# EXERCISE DETAILS
Your copy should match the entries exactly, with no images carried over.

# SOURCE RECORDS
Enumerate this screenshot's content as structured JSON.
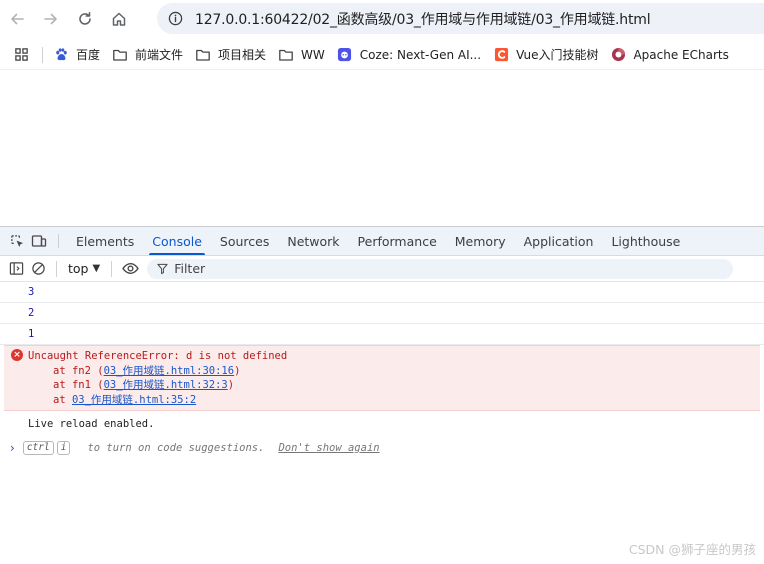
{
  "browser": {
    "url": "127.0.0.1:60422/02_函数高级/03_作用域与作用域链/03_作用域链.html"
  },
  "bookmarks": [
    {
      "label": "百度",
      "icon": "baidu-icon"
    },
    {
      "label": "前端文件",
      "icon": "folder-icon"
    },
    {
      "label": "项目相关",
      "icon": "folder-icon"
    },
    {
      "label": "WW",
      "icon": "folder-icon"
    },
    {
      "label": "Coze: Next-Gen AI...",
      "icon": "coze-icon"
    },
    {
      "label": "Vue入门技能树",
      "icon": "csdn-icon"
    },
    {
      "label": "Apache ECharts",
      "icon": "echarts-icon"
    }
  ],
  "devtools": {
    "tabs": [
      "Elements",
      "Console",
      "Sources",
      "Network",
      "Performance",
      "Memory",
      "Application",
      "Lighthouse"
    ],
    "active_tab": "Console",
    "context": "top",
    "filter_placeholder": "Filter"
  },
  "console": {
    "logs": [
      "3",
      "2",
      "1"
    ],
    "error": {
      "message": "Uncaught ReferenceError: d is not defined",
      "stack": [
        {
          "prefix": "at fn2 (",
          "link": "03_作用域链.html:30:16",
          "suffix": ")"
        },
        {
          "prefix": "at fn1 (",
          "link": "03_作用域链.html:32:3",
          "suffix": ")"
        },
        {
          "prefix": "at ",
          "link": "03_作用域链.html:35:2",
          "suffix": ""
        }
      ]
    },
    "info": "Live reload enabled.",
    "prompt": {
      "key1": "ctrl",
      "key2": "i",
      "hint": "to turn on code suggestions.",
      "dismiss": "Don't show again"
    }
  },
  "watermark": "CSDN @狮子座的男孩",
  "colors": {
    "accent": "#0b57d0",
    "error_bg": "#fcebeb",
    "error_text": "#b81a1a",
    "log_text": "#1a1aa6"
  }
}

# ANSWER BELOW
Enumerate this screenshot's content as structured JSON.
{
  "browser": {
    "url": "127.0.0.1:60422/02_函数高级/03_作用域与作用域链/03_作用域链.html"
  },
  "bookmarks": [
    {
      "label": "百度",
      "icon": "baidu-icon"
    },
    {
      "label": "前端文件",
      "icon": "folder-icon"
    },
    {
      "label": "项目相关",
      "icon": "folder-icon"
    },
    {
      "label": "WW",
      "icon": "folder-icon"
    },
    {
      "label": "Coze: Next-Gen AI...",
      "icon": "coze-icon"
    },
    {
      "label": "Vue入门技能树",
      "icon": "csdn-icon"
    },
    {
      "label": "Apache ECharts",
      "icon": "echarts-icon"
    }
  ],
  "devtools": {
    "tabs": [
      "Elements",
      "Console",
      "Sources",
      "Network",
      "Performance",
      "Memory",
      "Application",
      "Lighthouse"
    ],
    "active_tab": "Console",
    "context": "top",
    "filter_placeholder": "Filter"
  },
  "console": {
    "logs": [
      "3",
      "2",
      "1"
    ],
    "error": {
      "message": "Uncaught ReferenceError: d is not defined",
      "stack": [
        {
          "prefix": "at fn2 (",
          "link": "03_作用域链.html:30:16",
          "suffix": ")"
        },
        {
          "prefix": "at fn1 (",
          "link": "03_作用域链.html:32:3",
          "suffix": ")"
        },
        {
          "prefix": "at ",
          "link": "03_作用域链.html:35:2",
          "suffix": ""
        }
      ]
    },
    "info": "Live reload enabled.",
    "prompt": {
      "key1": "ctrl",
      "key2": "i",
      "hint": "to turn on code suggestions.",
      "dismiss": "Don't show again"
    }
  },
  "watermark": "CSDN @狮子座的男孩",
  "colors": {
    "accent": "#0b57d0",
    "error_bg": "#fcebeb",
    "error_text": "#b81a1a",
    "log_text": "#1a1aa6"
  }
}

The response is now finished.